At various stages in my life, I have been a serious reader. I have also gone long stretches (years, I mean) in which I read nothing outside of work but trash fiction. I simply didn’t have the energy or the motivation. Looking back, I see that lack of energy and motivation toward serious reading as being symptomatic of a more generic dissatisfaction. Needless to say, reading is a category of “doing” that I want to reclaim as I begin to stake out more of my time for myself.
One of my reading stages occurred directly after completing my undergraduate education. It dawned upon me that I had somehow acquired a bachelor’s degree without hardly having touched any “classic” literature. That stunned me. And it really pissed me off. What the hell had I been doing? What is an education nowadays, anyway? That is a subject I will revisit many times, I am sure. Meantime, there I was, quite capable of rattling off a few dozen authors’ names and book titles that I knew I should have read, but hadn’t. So I set about reading them.
One of the first pieces of real literature I picked up was Walden, by Henry David Thoreau. I picked up a cheap, used paperback version (Bantam Classics if I remember correctly), and it became so tattered that I eventually replaced it with a hardbound Modern Library edition. The only reason I held onto the tattered paperbound version was that I had so many underlinings and stars and exclamations and notes written within it that I thought I would want to refer back to them. I finally let that paperback copy go when I went through one of my several book purges. I have since purged my collection to a very, very small shelf of books. And that Modern Library edition of Walden survived every cut. If I purge the collection down to one volume…well, you can guess which one that would be. So the first of what I hope will be many book treatments here will feature this, my favorite piece of classic literature.
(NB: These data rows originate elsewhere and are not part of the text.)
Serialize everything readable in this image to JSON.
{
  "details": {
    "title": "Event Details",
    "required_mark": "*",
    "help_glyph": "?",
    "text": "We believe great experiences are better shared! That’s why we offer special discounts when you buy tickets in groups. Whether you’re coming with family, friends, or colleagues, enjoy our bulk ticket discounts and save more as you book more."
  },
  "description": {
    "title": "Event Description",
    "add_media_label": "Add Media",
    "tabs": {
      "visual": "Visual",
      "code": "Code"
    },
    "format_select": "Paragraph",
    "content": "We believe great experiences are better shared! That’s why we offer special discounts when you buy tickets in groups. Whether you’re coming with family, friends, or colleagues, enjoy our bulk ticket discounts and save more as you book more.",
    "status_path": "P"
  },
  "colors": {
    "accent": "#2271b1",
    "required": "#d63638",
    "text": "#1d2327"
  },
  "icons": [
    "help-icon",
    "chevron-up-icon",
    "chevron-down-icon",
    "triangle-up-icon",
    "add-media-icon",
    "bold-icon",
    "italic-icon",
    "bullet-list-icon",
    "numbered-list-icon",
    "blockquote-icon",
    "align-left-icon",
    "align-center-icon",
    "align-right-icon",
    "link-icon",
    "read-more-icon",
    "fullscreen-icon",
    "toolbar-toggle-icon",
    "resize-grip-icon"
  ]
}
I will not attempt to synopsize, analyze, or criticize Walden. The truth is, people love it or hate it. The people who love it do so for different reasons, with some focusing on Thoreau’s naturalism, some on his individualism, some on his social criticism, and some on his minimalism. There are probably a few more “isms” one could apply. They all add up to a basic nonconformism. And those who hate him, I suspect, do so because they are at heart conformists. So there’s your gauntlet. You cannot NOT pick it up, since your very own paperback version, which I hope you will tatter to shreds (shred to tatters?), can be purchased for 99 cents here:
How is this possible? I wondered too. The publisher is “Wisehouse.” Their website, which is about as Mickey Mouse as my own (Powered by WordPress!), lists dozens of classic titles. It is run by a Dr. Sam Vaseghi, an Iranian poet living in exile. I’ve been doing a little bit of research on him and may follow up with something more substantial. Can it be possible he is guilty of “Do-Gooding?” Tut tut. Thoreau would not approve. But I certainly do.
UPDATE: I just today (20 Jan 2017) looked back at this post, and I see the price has jumped to $8.99 rather than 99 cents. Was the previous price a glitch? A Christmas special? I have no idea. Maybe it will come back around. Even at this more understandable price, I cannot recommend Walden highly enough. Feed your inner nonconformist.